This content has been clinically reviewed by Deirdre Stewart, M.D.
Kids and pets go together like peanut butter and jelly. But many new parents put off getting a dog or cat because of worries about allergies and asthma, as well as other safety concerns.
Worry not though, because studies suggest that a family pet may actually be good for your child's health.
Recent research has indicated that newborns who live with dogs or cats are less likely to develop pet allergies and asthma when they get older. Being around pets may also lower an infant’s risk of coughs and sniffles during the first year of life.
This research comes from a study published in JAMA Pediatrics in 2015 that showed that children who had a dog in the house in the first year of life were 13 percent less likely to develop asthma by the time they were 6 years old than those from dog-free homes. Additional studies have similar findings regarding newborn exposure to dogs and feline friends in reducing asthma risk.
More good news: the study—which used data from a Swedish registry of more than 1 million children—also found that children growing up on farms with animals had a 50 percent reduction in their risk of asthma at school age.
A recent review article that examined a large number of studies also found evidence that in newborns with no family history of allergy, those exposed to dogs in infancy may be less likely to develop allergies down the road.
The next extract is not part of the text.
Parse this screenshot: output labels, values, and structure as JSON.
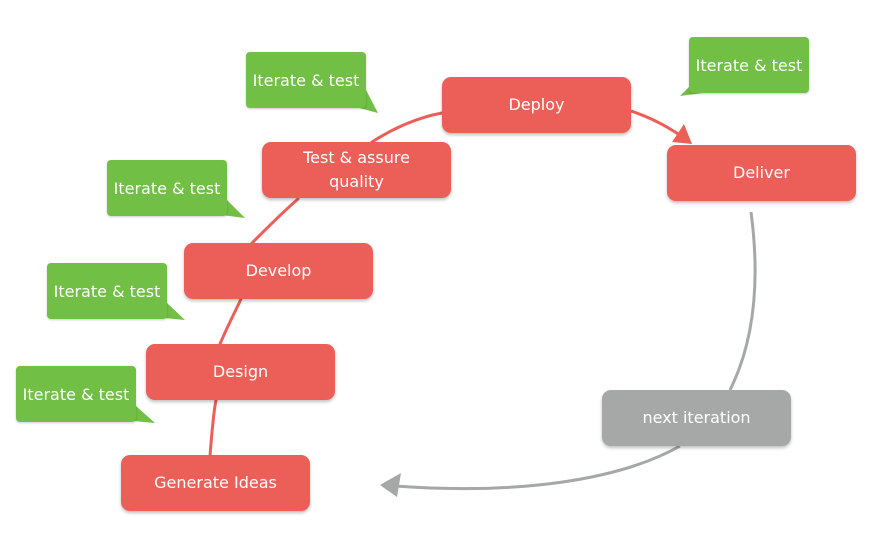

The key here, though, is timing—household pets had to be under the same roof while the child was an infant for the reduced risk of allergies and asthma.